(REQUIRED ACTION)
Set down each line of the records once more, precisely, and omit the pictures.

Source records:
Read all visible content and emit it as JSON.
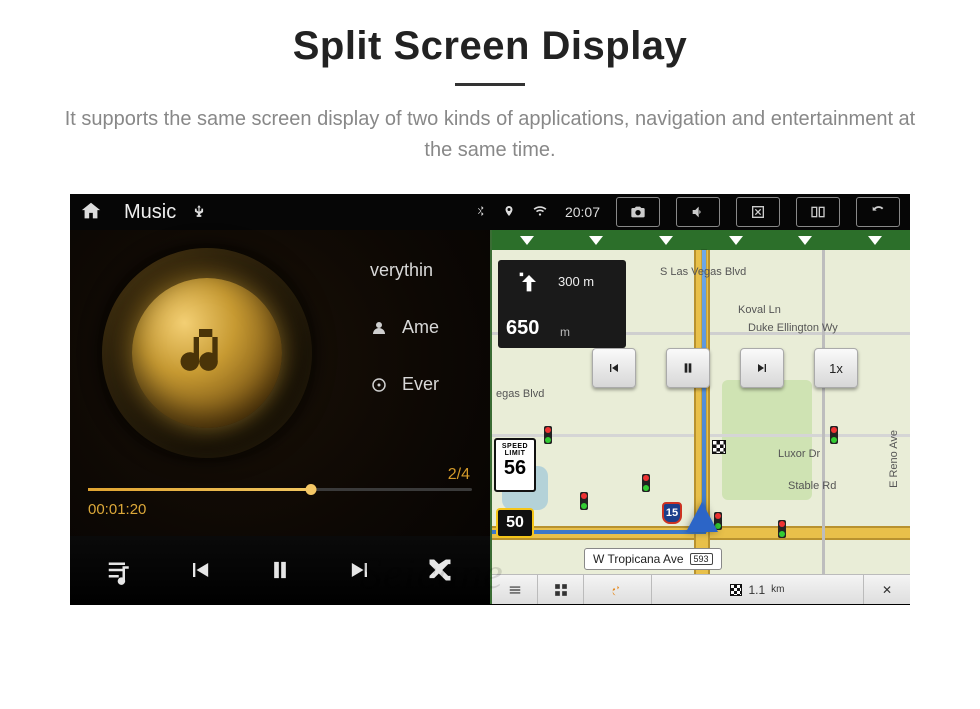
{
  "heading": {
    "title": "Split Screen Display",
    "subtitle": "It supports the same screen display of two kinds of applications, navigation and entertainment at the same time."
  },
  "statusbar": {
    "app_title": "Music",
    "time": "20:07",
    "icons": {
      "home": "home-icon",
      "usb": "usb-icon",
      "bt": "bluetooth-icon",
      "gps": "location-icon",
      "wifi": "wifi-icon",
      "camera": "camera-icon",
      "volume": "volume-icon",
      "close": "close-window-icon",
      "splitscreen": "splitscreen-icon",
      "back": "back-icon"
    }
  },
  "music": {
    "track_title": "verythin",
    "artist": "Ame",
    "album": "Ever",
    "track_index": "2/4",
    "elapsed": "00:01:20",
    "progress_percent": 58,
    "controls": {
      "playlist": "playlist-icon",
      "prev": "previous-track-icon",
      "pause": "pause-icon",
      "next": "next-track-icon",
      "shuffle": "shuffle-icon"
    }
  },
  "map": {
    "download_arrows": 6,
    "streets": {
      "s_las_vegas": "S Las Vegas Blvd",
      "koval": "Koval Ln",
      "duke": "Duke Ellington Wy",
      "stable": "Stable Rd",
      "reno": "E Reno Ave",
      "tropicana": "W Tropicana Ave",
      "luxor": "Luxor Dr",
      "vegas_blvd_partial": "egas Blvd"
    },
    "current_road": "W Tropicana Ave",
    "current_road_exit": "593",
    "turn": {
      "next_distance": "300 m",
      "maneuver_distance": "650",
      "maneuver_units": "m"
    },
    "speed_limit_label": "SPEED LIMIT",
    "speed_limit": "56",
    "speed_current": "50",
    "interstate": "15",
    "sim": {
      "prev": "step-back-icon",
      "pause": "pause-icon",
      "next": "step-forward-icon",
      "rate": "1x"
    },
    "bottombar": {
      "dest_distance": "1.1",
      "dest_units": "km",
      "close": "✕"
    }
  },
  "watermark": "Seicane"
}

(RESULT FOR THIS EXERCISE)
Read all visible content and emit it as JSON.
{
  "heading": {
    "title": "Split Screen Display",
    "subtitle": "It supports the same screen display of two kinds of applications, navigation and entertainment at the same time."
  },
  "statusbar": {
    "app_title": "Music",
    "time": "20:07",
    "icons": {
      "home": "home-icon",
      "usb": "usb-icon",
      "bt": "bluetooth-icon",
      "gps": "location-icon",
      "wifi": "wifi-icon",
      "camera": "camera-icon",
      "volume": "volume-icon",
      "close": "close-window-icon",
      "splitscreen": "splitscreen-icon",
      "back": "back-icon"
    }
  },
  "music": {
    "track_title": "verythin",
    "artist": "Ame",
    "album": "Ever",
    "track_index": "2/4",
    "elapsed": "00:01:20",
    "progress_percent": 58,
    "controls": {
      "playlist": "playlist-icon",
      "prev": "previous-track-icon",
      "pause": "pause-icon",
      "next": "next-track-icon",
      "shuffle": "shuffle-icon"
    }
  },
  "map": {
    "download_arrows": 6,
    "streets": {
      "s_las_vegas": "S Las Vegas Blvd",
      "koval": "Koval Ln",
      "duke": "Duke Ellington Wy",
      "stable": "Stable Rd",
      "reno": "E Reno Ave",
      "tropicana": "W Tropicana Ave",
      "luxor": "Luxor Dr",
      "vegas_blvd_partial": "egas Blvd"
    },
    "current_road": "W Tropicana Ave",
    "current_road_exit": "593",
    "turn": {
      "next_distance": "300 m",
      "maneuver_distance": "650",
      "maneuver_units": "m"
    },
    "speed_limit_label": "SPEED LIMIT",
    "speed_limit": "56",
    "speed_current": "50",
    "interstate": "15",
    "sim": {
      "prev": "step-back-icon",
      "pause": "pause-icon",
      "next": "step-forward-icon",
      "rate": "1x"
    },
    "bottombar": {
      "dest_distance": "1.1",
      "dest_units": "km",
      "close": "✕"
    }
  },
  "watermark": "Seicane"
}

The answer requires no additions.